Ultimately where that puts the system makes it feel almost closer to being a … Visual Novel Engine. Huh. Maybe I should tool around a bit with Ren’Py or VN Maker and see what they have to offer.
I kinda realized that what I was building here was kind of an updated version of my CardChapter tree-based narrative/presentation system so the engine is being rebranded as CardChapter 2, until I … you know, change my mind again, two weeks from now.
So that’s one way in which I’m reinventing the wheel: CardChapter is literally a wheel I’ve already invented!
I don’t talk about it that much any more, but it was built to be a mobile-friendly long-form narrative engine supporting modular node-based content. It’s totally static - CardChapter documents contain both their own data and all of the code necessary to interpret that data - and the tools for modifying CardChapter documents are all contained within the CardChapter engine itself, so every CardChapter page is just the entire engine, which means that any document can be used as the locus for a new project.
And… like, CardChapter is weird! I get it! I rebuilt my entire comic website to use it, and people mostly just complain about how it’s “unsearchable” and “hard to find things in” and “awkward” and “weird” and “doesn’t support RSS”.
I mean, it would require a complete ground-up rewrite - modern search engines are Not Your Friend anyways.
(my glory days of actually running a comic website were with Django: my custom Django engine was actually very usable, IMO)
I got at least some of the way through a story using CardChapter: northwestica - but the story was built using an older build that still had pretty bad “flicker” issues. That being said: I’m pretty proud of the work I did there. Nobody read it, but northwestica was funnier than cube drone IMO.
I built a christmas quiz for my family to run over Zoom for a very sad 2020 family gathering with it, and a sequel, Family Day Quiz.
Mostly, though - and I partially blame its idiosyncratic quine-based structure and single-document architecture for this - it never really crawled all the way out of jank valley. Do you know what presenters want? It’s not tree-shaped documents and functional quines.
But this story about reinventing the wheel, while it could be about my tireless and almost entirely cursed attempts to re-build comic hosting a full decade after webcomics have ceased to be a relevant medium wasn’t even what I came here to talk about!
Tirelessly Reinventing the Wheel pt 2: Learning What a Tween Is
Instead: when I was working on those camera moves, I made a little node called AnimationHelper to help run all of the interpolation math required to do animation properly.
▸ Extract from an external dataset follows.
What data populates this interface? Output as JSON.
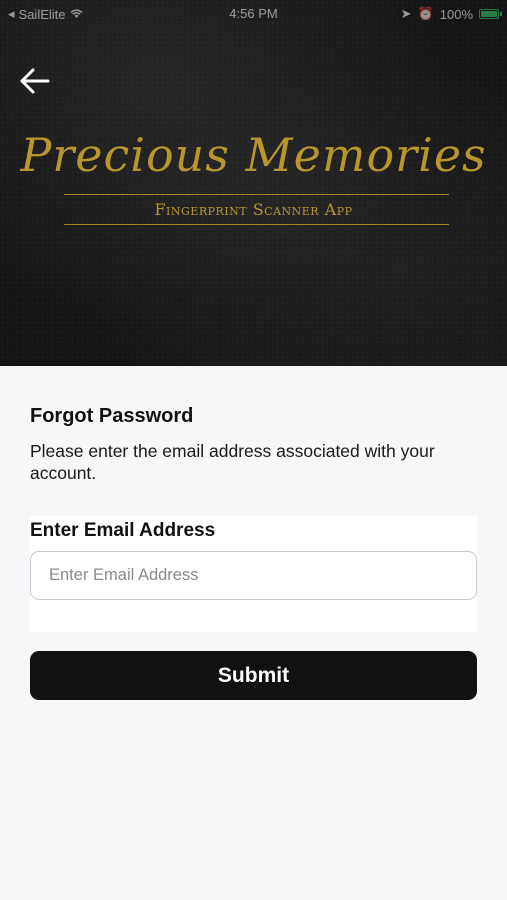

It’ll do a nice little bounce for me if I want. It’s got three entire easings,
Then, while I was watching YouTube videos about popular Godot plugins, it talked about Anima, a more powerful plugin replacement for the built-in Godot Tween class.
The fuck is Godot’s Tween class?
… oh, look, a little helper function to run interpolation for me.
I guess, on one hand, I feel like a schmuck for building this myself out of code when a tool already existed. Obviously a game engine is going to have a built-in interpolation library, right? In retrospect I should have looked for it rather than building my own. In my defense, though, I am really, really not a video game programmer.
On the other hand, like that one time a decade ago that I built my own little command-line tool to automate the creation and synchronization of local development virtual machines, only to discover a recently-developed tool that did that exact same thing, but way better: initial feeling, frustration, but after not too much introspection, not only am I delighted that this much more well-developed toolchain exists, I’m also happy that I understand it way, way better now. Fuck yeah, gonna go learn Anima.
“Build it yourself by accident, then discover the tool that does it way better and makes your job 1000% easier” is, in my experience, one of the better ways to learn things.